Here the requirement is to repeat every record exactly, in full.

---------- Supplied information

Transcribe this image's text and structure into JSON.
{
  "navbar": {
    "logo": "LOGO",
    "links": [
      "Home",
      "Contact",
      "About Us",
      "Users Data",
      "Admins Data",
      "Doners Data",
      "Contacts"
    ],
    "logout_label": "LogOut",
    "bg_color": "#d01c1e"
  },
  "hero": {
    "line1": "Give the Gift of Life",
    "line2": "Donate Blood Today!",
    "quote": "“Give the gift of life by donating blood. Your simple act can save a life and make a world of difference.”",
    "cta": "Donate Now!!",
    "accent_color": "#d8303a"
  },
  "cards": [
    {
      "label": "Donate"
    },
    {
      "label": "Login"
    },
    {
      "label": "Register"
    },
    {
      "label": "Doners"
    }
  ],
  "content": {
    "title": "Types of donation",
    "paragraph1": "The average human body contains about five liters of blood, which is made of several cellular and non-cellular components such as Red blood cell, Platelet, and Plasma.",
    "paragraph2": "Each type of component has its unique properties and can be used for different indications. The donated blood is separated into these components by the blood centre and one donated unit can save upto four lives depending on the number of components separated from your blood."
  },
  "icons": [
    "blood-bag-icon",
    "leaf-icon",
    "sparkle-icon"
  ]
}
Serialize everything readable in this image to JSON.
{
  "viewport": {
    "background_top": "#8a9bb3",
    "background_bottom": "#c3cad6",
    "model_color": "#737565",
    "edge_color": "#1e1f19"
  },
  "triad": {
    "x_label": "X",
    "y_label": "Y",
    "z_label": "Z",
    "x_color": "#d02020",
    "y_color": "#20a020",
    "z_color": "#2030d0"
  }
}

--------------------

Output below -
Transcribe this image's text and structure into JSON.
{
  "navbar": {
    "logo": "LOGO",
    "links": [
      "Home",
      "Contact",
      "About Us",
      "Users Data",
      "Admins Data",
      "Doners Data",
      "Contacts"
    ],
    "logout_label": "LogOut",
    "bg_color": "#d01c1e"
  },
  "hero": {
    "line1": "Give the Gift of Life",
    "line2": "Donate Blood Today!",
    "quote": "“Give the gift of life by donating blood. Your simple act can save a life and make a world of difference.”",
    "cta": "Donate Now!!",
    "accent_color": "#d8303a"
  },
  "cards": [
    {
      "label": "Donate"
    },
    {
      "label": "Login"
    },
    {
      "label": "Register"
    },
    {
      "label": "Doners"
    }
  ],
  "content": {
    "title": "Types of donation",
    "paragraph1": "The average human body contains about five liters of blood, which is made of several cellular and non-cellular components such as Red blood cell, Platelet, and Plasma.",
    "paragraph2": "Each type of component has its unique properties and can be used for different indications. The donated blood is separated into these components by the blood centre and one donated unit can save upto four lives depending on the number of components separated from your blood."
  },
  "icons": [
    "blood-bag-icon",
    "leaf-icon",
    "sparkle-icon"
  ]
}
Serialize everything readable in this image to JSON.
{
  "viewport": {
    "background_top": "#8a9bb3",
    "background_bottom": "#c3cad6",
    "model_color": "#737565",
    "edge_color": "#1e1f19"
  },
  "triad": {
    "x_label": "X",
    "y_label": "Y",
    "z_label": "Z",
    "x_color": "#d02020",
    "y_color": "#20a020",
    "z_color": "#2030d0"
  }
}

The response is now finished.